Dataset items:
###

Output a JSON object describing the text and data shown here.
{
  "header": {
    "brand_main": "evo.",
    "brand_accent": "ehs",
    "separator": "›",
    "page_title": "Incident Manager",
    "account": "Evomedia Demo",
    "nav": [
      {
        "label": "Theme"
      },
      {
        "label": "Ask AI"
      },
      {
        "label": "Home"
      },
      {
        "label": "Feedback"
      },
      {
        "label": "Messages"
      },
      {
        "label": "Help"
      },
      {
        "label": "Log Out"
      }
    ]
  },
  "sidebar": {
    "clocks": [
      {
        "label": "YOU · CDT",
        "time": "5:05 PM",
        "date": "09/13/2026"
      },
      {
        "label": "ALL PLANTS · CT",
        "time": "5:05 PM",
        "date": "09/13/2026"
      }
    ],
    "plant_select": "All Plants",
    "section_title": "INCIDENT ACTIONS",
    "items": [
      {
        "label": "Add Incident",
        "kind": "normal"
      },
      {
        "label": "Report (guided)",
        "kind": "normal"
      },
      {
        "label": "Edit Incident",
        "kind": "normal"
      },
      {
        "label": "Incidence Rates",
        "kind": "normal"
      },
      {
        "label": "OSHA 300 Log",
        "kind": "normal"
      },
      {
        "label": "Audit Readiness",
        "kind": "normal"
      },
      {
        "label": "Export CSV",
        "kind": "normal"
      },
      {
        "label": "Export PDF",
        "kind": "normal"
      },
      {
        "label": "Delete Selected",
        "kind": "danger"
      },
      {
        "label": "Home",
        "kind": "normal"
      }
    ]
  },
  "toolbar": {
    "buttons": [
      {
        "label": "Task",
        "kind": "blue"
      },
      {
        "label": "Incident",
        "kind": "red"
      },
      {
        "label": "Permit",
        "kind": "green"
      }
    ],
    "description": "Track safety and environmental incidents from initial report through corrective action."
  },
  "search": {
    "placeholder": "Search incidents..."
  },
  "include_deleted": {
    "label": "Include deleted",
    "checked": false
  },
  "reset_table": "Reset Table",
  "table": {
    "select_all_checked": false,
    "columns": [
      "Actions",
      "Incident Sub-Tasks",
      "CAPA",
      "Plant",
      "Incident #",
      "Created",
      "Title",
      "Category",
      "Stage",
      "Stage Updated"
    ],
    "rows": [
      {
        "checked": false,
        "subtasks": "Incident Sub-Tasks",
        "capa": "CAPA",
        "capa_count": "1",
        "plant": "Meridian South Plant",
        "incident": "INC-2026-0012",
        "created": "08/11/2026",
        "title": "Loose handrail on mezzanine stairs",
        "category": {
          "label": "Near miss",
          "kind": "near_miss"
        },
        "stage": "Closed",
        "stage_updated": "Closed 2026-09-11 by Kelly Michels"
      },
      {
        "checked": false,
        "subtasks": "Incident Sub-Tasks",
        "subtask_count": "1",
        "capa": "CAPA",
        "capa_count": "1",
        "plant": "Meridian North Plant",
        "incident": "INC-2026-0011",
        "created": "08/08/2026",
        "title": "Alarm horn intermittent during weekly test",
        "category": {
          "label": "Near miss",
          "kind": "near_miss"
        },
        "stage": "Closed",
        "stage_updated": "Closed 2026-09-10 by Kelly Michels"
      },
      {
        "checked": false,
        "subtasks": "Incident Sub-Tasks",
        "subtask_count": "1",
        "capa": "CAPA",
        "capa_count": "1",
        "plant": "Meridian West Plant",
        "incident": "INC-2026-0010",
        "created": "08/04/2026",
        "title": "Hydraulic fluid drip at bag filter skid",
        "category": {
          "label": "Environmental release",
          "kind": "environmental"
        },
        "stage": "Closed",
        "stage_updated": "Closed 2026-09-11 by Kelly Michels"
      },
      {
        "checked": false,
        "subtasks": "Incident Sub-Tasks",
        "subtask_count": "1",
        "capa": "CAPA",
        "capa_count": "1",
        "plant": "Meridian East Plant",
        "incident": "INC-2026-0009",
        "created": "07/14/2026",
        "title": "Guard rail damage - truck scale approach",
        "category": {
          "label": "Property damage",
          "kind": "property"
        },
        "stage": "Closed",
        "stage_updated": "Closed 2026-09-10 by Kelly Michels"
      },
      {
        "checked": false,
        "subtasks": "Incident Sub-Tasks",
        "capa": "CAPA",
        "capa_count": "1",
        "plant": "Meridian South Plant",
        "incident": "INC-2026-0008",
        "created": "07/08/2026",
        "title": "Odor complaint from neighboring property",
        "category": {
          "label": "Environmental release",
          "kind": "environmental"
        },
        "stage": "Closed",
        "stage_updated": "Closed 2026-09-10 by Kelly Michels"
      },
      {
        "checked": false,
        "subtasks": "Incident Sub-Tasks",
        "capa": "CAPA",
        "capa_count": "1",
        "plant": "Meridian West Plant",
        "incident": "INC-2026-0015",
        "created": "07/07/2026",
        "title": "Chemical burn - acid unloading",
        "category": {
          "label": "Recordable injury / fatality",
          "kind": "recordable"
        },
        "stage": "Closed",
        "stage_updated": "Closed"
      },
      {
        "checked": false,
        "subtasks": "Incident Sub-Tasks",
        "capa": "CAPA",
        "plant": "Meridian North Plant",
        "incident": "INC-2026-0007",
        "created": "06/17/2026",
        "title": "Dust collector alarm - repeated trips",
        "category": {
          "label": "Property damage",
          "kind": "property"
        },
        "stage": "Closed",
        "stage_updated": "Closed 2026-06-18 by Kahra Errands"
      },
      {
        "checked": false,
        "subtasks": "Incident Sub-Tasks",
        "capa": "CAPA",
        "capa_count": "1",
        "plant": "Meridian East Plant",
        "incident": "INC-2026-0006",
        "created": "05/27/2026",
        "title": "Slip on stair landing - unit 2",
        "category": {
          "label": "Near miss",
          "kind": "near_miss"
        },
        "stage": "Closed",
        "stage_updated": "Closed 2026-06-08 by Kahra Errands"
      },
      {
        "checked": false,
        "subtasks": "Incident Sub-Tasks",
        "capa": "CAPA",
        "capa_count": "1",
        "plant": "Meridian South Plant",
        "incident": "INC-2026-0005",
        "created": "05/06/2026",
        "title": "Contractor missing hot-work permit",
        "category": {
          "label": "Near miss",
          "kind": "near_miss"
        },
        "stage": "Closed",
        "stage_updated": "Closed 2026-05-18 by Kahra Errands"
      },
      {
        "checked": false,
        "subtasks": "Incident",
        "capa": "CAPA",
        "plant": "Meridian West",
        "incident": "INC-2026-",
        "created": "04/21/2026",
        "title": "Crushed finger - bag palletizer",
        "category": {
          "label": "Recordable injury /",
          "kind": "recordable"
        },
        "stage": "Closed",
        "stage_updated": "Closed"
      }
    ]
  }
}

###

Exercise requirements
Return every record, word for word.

Answer area
Output a JSON object describing the text and data shown here.
{
  "header": {
    "brand_main": "evo.",
    "brand_accent": "ehs",
    "separator": "›",
    "page_title": "Incident Manager",
    "account": "Evomedia Demo",
    "nav": [
      {
        "label": "Theme"
      },
      {
        "label": "Ask AI"
      },
      {
        "label": "Home"
      },
      {
        "label": "Feedback"
      },
      {
        "label": "Messages"
      },
      {
        "label": "Help"
      },
      {
        "label": "Log Out"
      }
    ]
  },
  "sidebar": {
    "clocks": [
      {
        "label": "YOU · CDT",
        "time": "5:05 PM",
        "date": "09/13/2026"
      },
      {
        "label": "ALL PLANTS · CT",
        "time": "5:05 PM",
        "date": "09/13/2026"
      }
    ],
    "plant_select": "All Plants",
    "section_title": "INCIDENT ACTIONS",
    "items": [
      {
        "label": "Add Incident",
        "kind": "normal"
      },
      {
        "label": "Report (guided)",
        "kind": "normal"
      },
      {
        "label": "Edit Incident",
        "kind": "normal"
      },
      {
        "label": "Incidence Rates",
        "kind": "normal"
      },
      {
        "label": "OSHA 300 Log",
        "kind": "normal"
      },
      {
        "label": "Audit Readiness",
        "kind": "normal"
      },
      {
        "label": "Export CSV",
        "kind": "normal"
      },
      {
        "label": "Export PDF",
        "kind": "normal"
      },
      {
        "label": "Delete Selected",
        "kind": "danger"
      },
      {
        "label": "Home",
        "kind": "normal"
      }
    ]
  },
  "toolbar": {
    "buttons": [
      {
        "label": "Task",
        "kind": "blue"
      },
      {
        "label": "Incident",
        "kind": "red"
      },
      {
        "label": "Permit",
        "kind": "green"
      }
    ],
    "description": "Track safety and environmental incidents from initial report through corrective action."
  },
  "search": {
    "placeholder": "Search incidents..."
  },
  "include_deleted": {
    "label": "Include deleted",
    "checked": false
  },
  "reset_table": "Reset Table",
  "table": {
    "select_all_checked": false,
    "columns": [
      "Actions",
      "Incident Sub-Tasks",
      "CAPA",
      "Plant",
      "Incident #",
      "Created",
      "Title",
      "Category",
      "Stage",
      "Stage Updated"
    ],
    "rows": [
      {
        "checked": false,
        "subtasks": "Incident Sub-Tasks",
        "capa": "CAPA",
        "capa_count": "1",
        "plant": "Meridian South Plant",
        "incident": "INC-2026-0012",
        "created": "08/11/2026",
        "title": "Loose handrail on mezzanine stairs",
        "category": {
          "label": "Near miss",
          "kind": "near_miss"
        },
        "stage": "Closed",
        "stage_updated": "Closed 2026-09-11 by Kelly Michels"
      },
      {
        "checked": false,
        "subtasks": "Incident Sub-Tasks",
        "subtask_count": "1",
        "capa": "CAPA",
        "capa_count": "1",
        "plant": "Meridian North Plant",
        "incident": "INC-2026-0011",
        "created": "08/08/2026",
        "title": "Alarm horn intermittent during weekly test",
        "category": {
          "label": "Near miss",
          "kind": "near_miss"
        },
        "stage": "Closed",
        "stage_updated": "Closed 2026-09-10 by Kelly Michels"
      },
      {
        "checked": false,
        "subtasks": "Incident Sub-Tasks",
        "subtask_count": "1",
        "capa": "CAPA",
        "capa_count": "1",
        "plant": "Meridian West Plant",
        "incident": "INC-2026-0010",
        "created": "08/04/2026",
        "title": "Hydraulic fluid drip at bag filter skid",
        "category": {
          "label": "Environmental release",
          "kind": "environmental"
        },
        "stage": "Closed",
        "stage_updated": "Closed 2026-09-11 by Kelly Michels"
      },
      {
        "checked": false,
        "subtasks": "Incident Sub-Tasks",
        "subtask_count": "1",
        "capa": "CAPA",
        "capa_count": "1",
        "plant": "Meridian East Plant",
        "incident": "INC-2026-0009",
        "created": "07/14/2026",
        "title": "Guard rail damage - truck scale approach",
        "category": {
          "label": "Property damage",
          "kind": "property"
        },
        "stage": "Closed",
        "stage_updated": "Closed 2026-09-10 by Kelly Michels"
      },
      {
        "checked": false,
        "subtasks": "Incident Sub-Tasks",
        "capa": "CAPA",
        "capa_count": "1",
        "plant": "Meridian South Plant",
        "incident": "INC-2026-0008",
        "created": "07/08/2026",
        "title": "Odor complaint from neighboring property",
        "category": {
          "label": "Environmental release",
          "kind": "environmental"
        },
        "stage": "Closed",
        "stage_updated": "Closed 2026-09-10 by Kelly Michels"
      },
      {
        "checked": false,
        "subtasks": "Incident Sub-Tasks",
        "capa": "CAPA",
        "capa_count": "1",
        "plant": "Meridian West Plant",
        "incident": "INC-2026-0015",
        "created": "07/07/2026",
        "title": "Chemical burn - acid unloading",
        "category": {
          "label": "Recordable injury / fatality",
          "kind": "recordable"
        },
        "stage": "Closed",
        "stage_updated": "Closed"
      },
      {
        "checked": false,
        "subtasks": "Incident Sub-Tasks",
        "capa": "CAPA",
        "plant": "Meridian North Plant",
        "incident": "INC-2026-0007",
        "created": "06/17/2026",
        "title": "Dust collector alarm - repeated trips",
        "category": {
          "label": "Property damage",
          "kind": "property"
        },
        "stage": "Closed",
        "stage_updated": "Closed 2026-06-18 by Kahra Errands"
      },
      {
        "checked": false,
        "subtasks": "Incident Sub-Tasks",
        "capa": "CAPA",
        "capa_count": "1",
        "plant": "Meridian East Plant",
        "incident": "INC-2026-0006",
        "created": "05/27/2026",
        "title": "Slip on stair landing - unit 2",
        "category": {
          "label": "Near miss",
          "kind": "near_miss"
        },
        "stage": "Closed",
        "stage_updated": "Closed 2026-06-08 by Kahra Errands"
      },
      {
        "checked": false,
        "subtasks": "Incident Sub-Tasks",
        "capa": "CAPA",
        "capa_count": "1",
        "plant": "Meridian South Plant",
        "incident": "INC-2026-0005",
        "created": "05/06/2026",
        "title": "Contractor missing hot-work permit",
        "category": {
          "label": "Near miss",
          "kind": "near_miss"
        },
        "stage": "Closed",
        "stage_updated": "Closed 2026-05-18 by Kahra Errands"
      },
      {
        "checked": false,
        "subtasks": "Incident",
        "capa": "CAPA",
        "plant": "Meridian West",
        "incident": "INC-2026-",
        "created": "04/21/2026",
        "title": "Crushed finger - bag palletizer",
        "category": {
          "label": "Recordable injury /",
          "kind": "recordable"
        },
        "stage": "Closed",
        "stage_updated": "Closed"
      }
    ]
  }
}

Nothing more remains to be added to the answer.